Hardcore does not necessarily age well. News that a fifty-something hardcore band is out and about can be cringe-worthy, unless of course it’s Bad Brains — the band that many say invented hardcore.

Whether you agree or not, they are certainly part of the conversation. Ian Mackay (Minor Threat, Fugazi) has said many times they were his favorite band back in the day. Henry Rollins (Black Flag) has told stories about piling in a car with them, going to New York and seeing the Cramps for the first time.

In the early 1980s they were African-Americans playing in a very white, very exclusive scene — pot-smoking Rastafarians living among the straight-edge crowd. Yet, they began as a progressive jazz band, made of people whose minds were blown by both punk rock and reggae. They were musical virtuosos who introduced different rhythms, keys and time signatures to a music that despite its rebellious nature, was often guilty of being very orthodox and puritanical in its approach.

And now, decades later, the classic lineup of singer HR, guitarist Dr. Know, bassist Daryl Jenifer and drummer Earl Hudson is re-united and touring.

Those familiar with the band know that enigmatic frontman HR (Paul Hudson) was, and still is, the flashpoint of Bad Brains.  He has a voice unlike any other, at times sounding like the bastard child of Eek-A-Mouse and Jello Biafra, yet with a soulfulness that would give Prince a run for his money.  Village Voice once called him “James Brown gone berserk, with a hyperkinetic repertoire of spins, dives, back-flips, splits and skanks.”  But as it is with so many of punk’s elders, word is he’s mellowed out. In a recent conversation with him, he introduced himself as “HR: Mr. Human Rights.”

When Build a Nation (produced by Beastie Boy Adam Yauch) was released in 2007, it proved that the band can still fire on all circuits — without a doubt, one of its best records to date.  Roughly split down the middle between hardcore bruisers and rolling reggae tunes, it sounds as though the band  has come to terms with its schizophrenic self.

 “Originally, we were into progressive jazz, listening to Return to Forever and Chick Corea,” said HR,  “but we went to New York — it must have been in the late 1970s or 1980 — and we saw Bob Marley, and it was a very positive experience for us.”

They started reading scripture and working the Rastafarian thing into their lives and their music, but they were always able to convey their spirituality without sounding cheesy. The punk rock thing happened in a similar way.

“We were looking for a new sound, and we discovered The Buzzcocks, Blondie, and eventually, the Ramones. And little by little we changed our sound,” HR explained.

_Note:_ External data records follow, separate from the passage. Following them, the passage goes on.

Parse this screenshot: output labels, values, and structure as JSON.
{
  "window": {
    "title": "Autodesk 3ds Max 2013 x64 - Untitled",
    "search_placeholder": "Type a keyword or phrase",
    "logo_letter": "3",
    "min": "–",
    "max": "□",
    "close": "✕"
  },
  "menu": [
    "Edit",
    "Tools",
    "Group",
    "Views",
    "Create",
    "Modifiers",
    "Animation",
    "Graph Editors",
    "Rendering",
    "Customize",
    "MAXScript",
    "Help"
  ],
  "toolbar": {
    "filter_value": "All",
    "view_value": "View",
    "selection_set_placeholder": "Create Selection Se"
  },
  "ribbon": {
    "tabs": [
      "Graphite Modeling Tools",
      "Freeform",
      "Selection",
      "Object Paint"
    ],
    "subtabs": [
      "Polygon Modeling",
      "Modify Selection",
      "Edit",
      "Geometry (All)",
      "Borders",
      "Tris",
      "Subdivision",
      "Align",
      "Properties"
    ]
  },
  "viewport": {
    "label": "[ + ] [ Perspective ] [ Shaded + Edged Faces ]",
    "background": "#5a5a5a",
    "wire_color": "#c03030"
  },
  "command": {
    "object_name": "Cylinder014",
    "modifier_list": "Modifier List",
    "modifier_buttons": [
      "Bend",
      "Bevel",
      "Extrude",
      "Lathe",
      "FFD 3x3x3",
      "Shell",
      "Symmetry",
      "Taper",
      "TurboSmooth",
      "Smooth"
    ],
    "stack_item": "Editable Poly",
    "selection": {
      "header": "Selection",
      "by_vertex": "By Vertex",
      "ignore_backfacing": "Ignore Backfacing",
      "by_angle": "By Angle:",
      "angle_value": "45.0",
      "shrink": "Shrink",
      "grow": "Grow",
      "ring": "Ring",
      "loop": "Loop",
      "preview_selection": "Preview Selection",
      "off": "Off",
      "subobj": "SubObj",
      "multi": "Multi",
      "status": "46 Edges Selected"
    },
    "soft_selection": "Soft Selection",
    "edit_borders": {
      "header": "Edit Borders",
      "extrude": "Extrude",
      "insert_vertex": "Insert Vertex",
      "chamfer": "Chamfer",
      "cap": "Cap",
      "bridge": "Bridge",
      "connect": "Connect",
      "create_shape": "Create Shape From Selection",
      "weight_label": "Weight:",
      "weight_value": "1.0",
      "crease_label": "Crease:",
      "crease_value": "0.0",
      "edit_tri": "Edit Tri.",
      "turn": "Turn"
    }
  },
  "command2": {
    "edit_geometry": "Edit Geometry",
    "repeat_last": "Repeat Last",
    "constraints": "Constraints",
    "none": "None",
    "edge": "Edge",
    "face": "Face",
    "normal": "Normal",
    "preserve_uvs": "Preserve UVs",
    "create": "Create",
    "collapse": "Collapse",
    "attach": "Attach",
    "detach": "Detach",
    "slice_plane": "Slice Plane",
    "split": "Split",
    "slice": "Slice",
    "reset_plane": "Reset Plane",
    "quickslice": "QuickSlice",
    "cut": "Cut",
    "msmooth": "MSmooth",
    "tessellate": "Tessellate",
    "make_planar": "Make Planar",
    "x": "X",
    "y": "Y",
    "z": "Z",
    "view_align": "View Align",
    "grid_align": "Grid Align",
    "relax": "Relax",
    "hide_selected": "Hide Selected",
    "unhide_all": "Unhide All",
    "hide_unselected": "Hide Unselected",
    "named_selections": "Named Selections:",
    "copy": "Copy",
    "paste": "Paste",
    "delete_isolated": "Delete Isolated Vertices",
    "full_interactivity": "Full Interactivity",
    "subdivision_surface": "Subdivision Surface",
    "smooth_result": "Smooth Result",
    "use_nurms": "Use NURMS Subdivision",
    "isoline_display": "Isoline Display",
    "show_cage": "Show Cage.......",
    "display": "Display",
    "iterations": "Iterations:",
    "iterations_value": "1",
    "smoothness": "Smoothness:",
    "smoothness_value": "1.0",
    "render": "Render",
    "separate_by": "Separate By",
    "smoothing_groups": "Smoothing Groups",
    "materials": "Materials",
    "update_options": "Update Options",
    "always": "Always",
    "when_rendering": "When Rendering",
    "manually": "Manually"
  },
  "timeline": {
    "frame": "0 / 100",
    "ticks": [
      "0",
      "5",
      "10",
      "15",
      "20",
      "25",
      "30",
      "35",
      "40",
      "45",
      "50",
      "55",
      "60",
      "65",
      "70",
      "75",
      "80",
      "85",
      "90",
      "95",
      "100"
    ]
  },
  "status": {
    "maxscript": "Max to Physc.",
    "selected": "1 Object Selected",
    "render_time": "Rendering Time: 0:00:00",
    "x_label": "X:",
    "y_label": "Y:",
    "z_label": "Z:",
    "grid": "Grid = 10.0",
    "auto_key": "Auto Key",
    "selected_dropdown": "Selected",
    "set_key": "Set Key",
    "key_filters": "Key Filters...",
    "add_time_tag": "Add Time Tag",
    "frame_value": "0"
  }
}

So began a career with moments of brilliance, like the ROIR cassettes or the landmark I Against I,  but mixed with years of inter-band turmoil and musical inconsistency. At their best, they combined the breakneck speed and intensity of hardcore with the wicked grooves of a jazz or funk.  When asked why they are still touring, HR did talk of management commitments, but also “the kids.” He is quite happy to see all the young people at the shows.

“It’s the kids, man, the kids. 20 to 25 years old. We love to see them out at our shows.”

This didn’t sound like the guy who, once upon a time, allegedly swung a mic stand at fans he thought were spitting on him. He sounded like a guy happy with his life, his music and his world. Certainly not a bad thing for him, but perhaps not so great for the fans hoping for backflips and somersaults.

Bad Brains will perform Thursday, Aug. 19, at the Ventura Theater, 26 S. Chestnut St., Ventura. 653-0721 or www.venturatheater.net.

booth.steven@sbcglobal.net